The etiological structure and specificities of the current course of Ixodes tick-borne borrelioses in the Chelyabinsk region
The article presents a molecular-epidemiological analysis of the causative agents of Ixodes tick-borne borreliosis in natural foci of the Southern Ural, offers a comparative clinical and etiopathogenetic characteristic of various forms of disease. Monitoring of the genetic structure of ITB pathogens in natural foci of Southern Urals has shown that the spirochetes B. garinii and B. afzelii are practically ubiquitous and circulate together. The genospecies B. garinii is represented by two types: 20047т and NT29. The range of bacterial load in ticks Ix. persulcatus was studied, which amounted to 101–106 copies of Borrelia DNA in a tick.

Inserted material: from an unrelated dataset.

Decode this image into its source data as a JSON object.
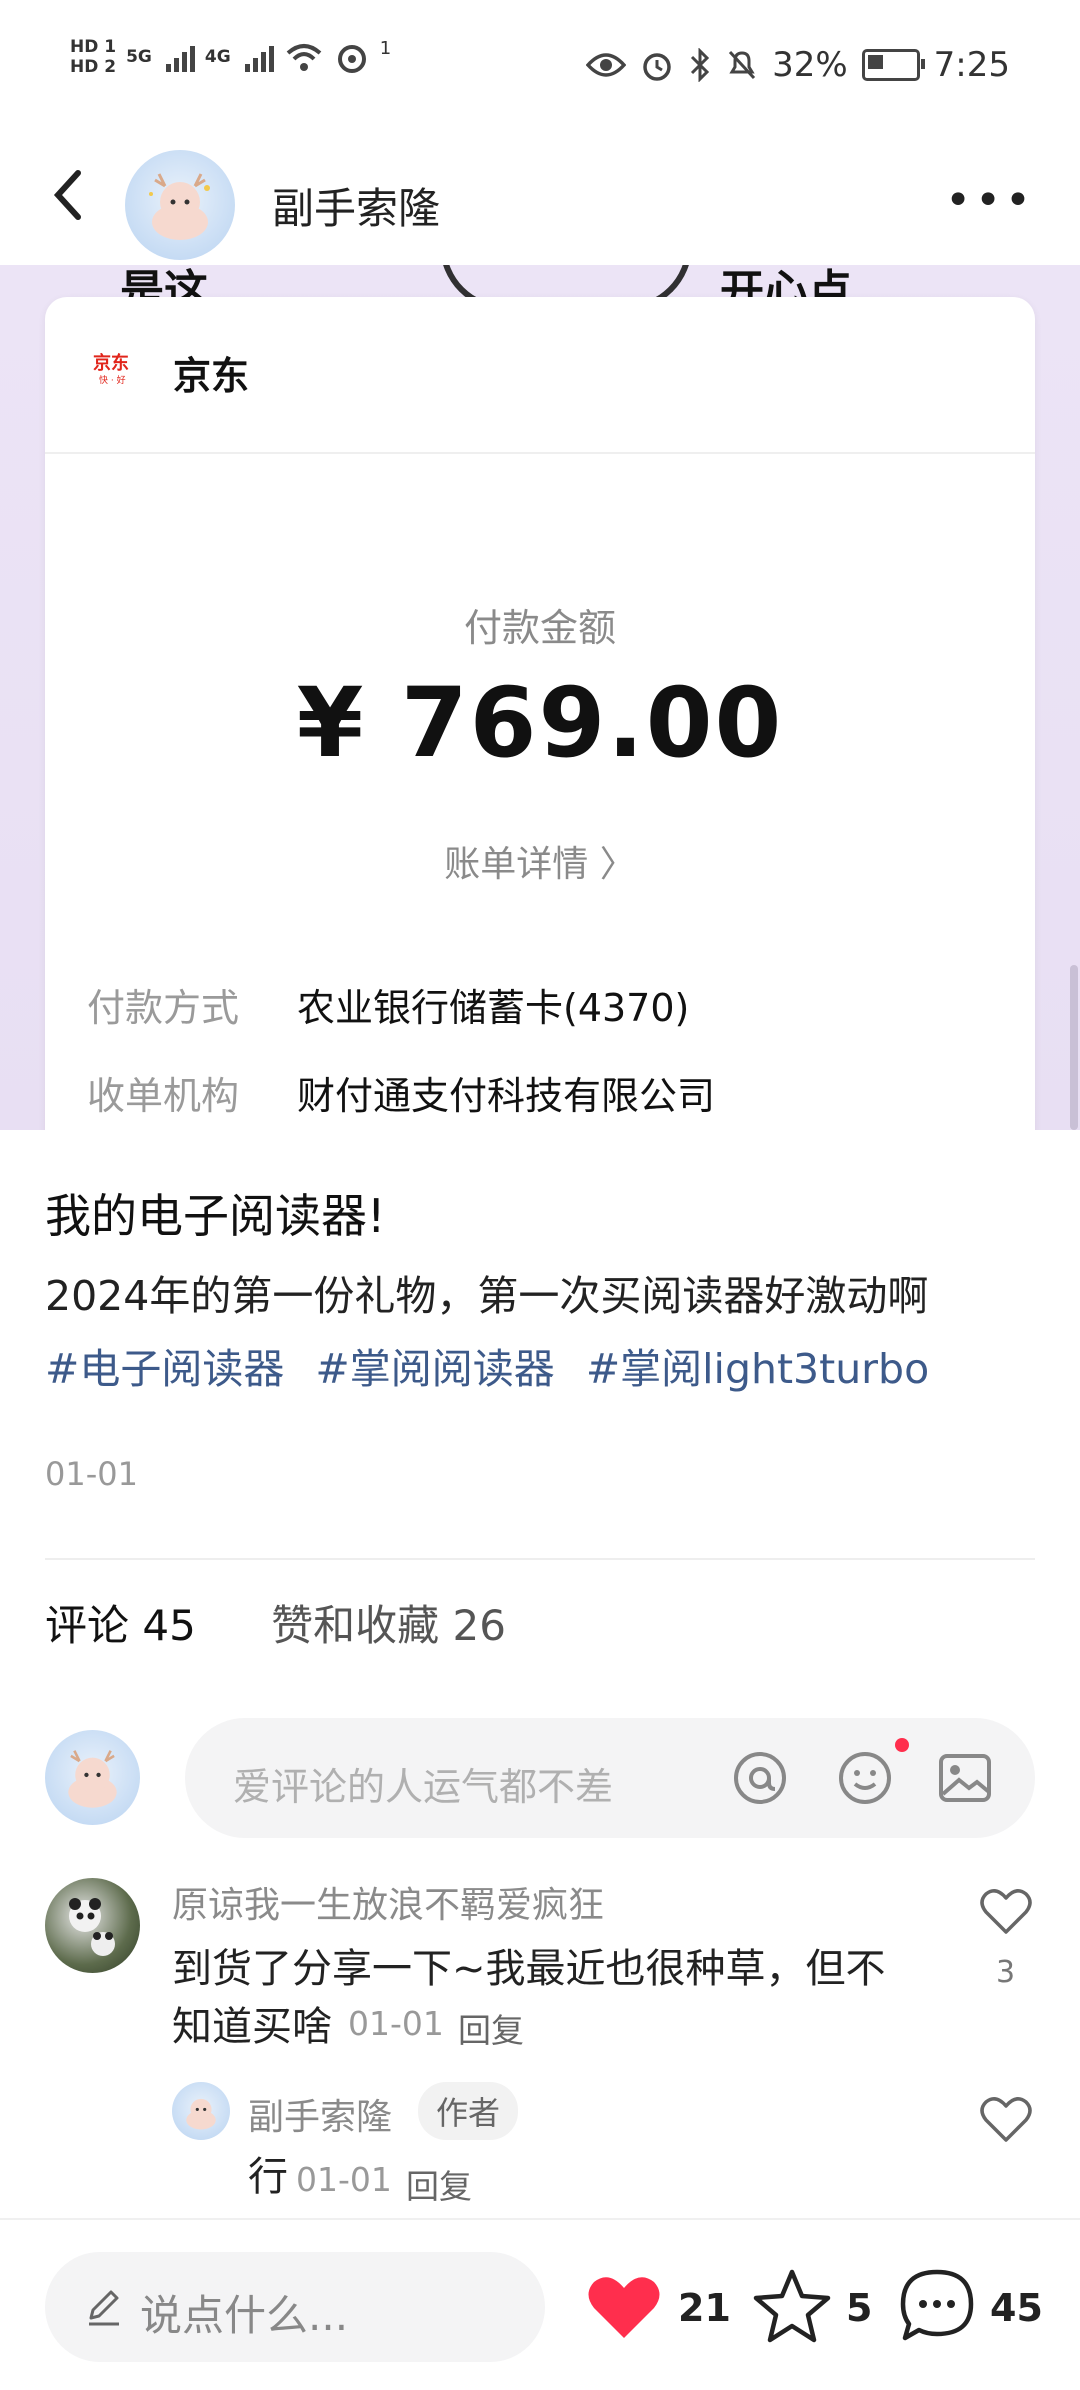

In 76.5% of ticks, low bacterial load was observed with threshold cycles above 35. The etiological structure of ITB is monoinfection (73.7%), incl. caused by B. afzelii in 10 patients (16.4%), B. garinii – in 25 patients (40.9%) and B. burgdorferi s.s. – in 10 patients (16.4%). A marked clinical polymorphism and a significantly high incidence of organ pathology syndrome with signs of damage of the nervous, cardiovascular systems and locomotor apparatus were noted (50, 25,1 and 12.6%, respectively). In 34.5% of patients, combined pathology can be found, in 30.3% – isolated damage of the nervous system (neuroborreliosis). The main manifestations of neuroborreliosis were serous meningitis, meningoencephalitis, meningoradiculoneuritis, neuropathy of the facial nerve, radiculoneuritis, encephalomyelitis. We have found a significant probability of the formation of stable neurological residual events (impaired cognitive functions, depressive episode – 13.8%) in nonerythemic
forms of ITB.
Key words: Borrelia genospecies, diagnosis, Ixodes-tick borrelioses, clinical signs, pathogenesis.
For citation: Konkova-Reidman A.B., Barsukova D.N. The etiological structure and specificities of the current course of Ixodes tick-borne borrelioses in the Chelyabinsk region. Infekc. bolezni (Infectious diseases). 2019; 17(2): 32–39. (In Russian).